__Given data__
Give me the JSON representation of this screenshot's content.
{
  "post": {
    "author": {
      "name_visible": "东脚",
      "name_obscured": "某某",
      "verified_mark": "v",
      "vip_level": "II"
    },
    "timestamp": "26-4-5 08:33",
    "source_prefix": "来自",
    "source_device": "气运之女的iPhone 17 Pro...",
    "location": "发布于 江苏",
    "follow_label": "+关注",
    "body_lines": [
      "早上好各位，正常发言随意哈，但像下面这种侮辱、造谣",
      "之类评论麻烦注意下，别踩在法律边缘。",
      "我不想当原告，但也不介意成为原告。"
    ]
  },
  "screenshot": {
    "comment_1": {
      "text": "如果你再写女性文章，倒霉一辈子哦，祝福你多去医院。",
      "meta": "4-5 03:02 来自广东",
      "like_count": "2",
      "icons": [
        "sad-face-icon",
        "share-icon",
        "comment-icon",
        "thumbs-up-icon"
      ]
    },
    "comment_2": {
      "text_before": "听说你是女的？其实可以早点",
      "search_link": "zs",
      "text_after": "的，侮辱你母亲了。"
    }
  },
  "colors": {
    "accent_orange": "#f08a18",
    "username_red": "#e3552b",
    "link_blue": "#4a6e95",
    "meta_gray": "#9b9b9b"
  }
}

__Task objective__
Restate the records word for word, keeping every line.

__Answer area__
Give me the JSON representation of this screenshot's content.
{
  "post": {
    "author": {
      "name_visible": "东脚",
      "name_obscured": "某某",
      "verified_mark": "v",
      "vip_level": "II"
    },
    "timestamp": "26-4-5 08:33",
    "source_prefix": "来自",
    "source_device": "气运之女的iPhone 17 Pro...",
    "location": "发布于 江苏",
    "follow_label": "+关注",
    "body_lines": [
      "早上好各位，正常发言随意哈，但像下面这种侮辱、造谣",
      "之类评论麻烦注意下，别踩在法律边缘。",
      "我不想当原告，但也不介意成为原告。"
    ]
  },
  "screenshot": {
    "comment_1": {
      "text": "如果你再写女性文章，倒霉一辈子哦，祝福你多去医院。",
      "meta": "4-5 03:02 来自广东",
      "like_count": "2",
      "icons": [
        "sad-face-icon",
        "share-icon",
        "comment-icon",
        "thumbs-up-icon"
      ]
    },
    "comment_2": {
      "text_before": "听说你是女的？其实可以早点",
      "search_link": "zs",
      "text_after": "的，侮辱你母亲了。"
    }
  },
  "colors": {
    "accent_orange": "#f08a18",
    "username_red": "#e3552b",
    "link_blue": "#4a6e95",
    "meta_gray": "#9b9b9b"
  }
}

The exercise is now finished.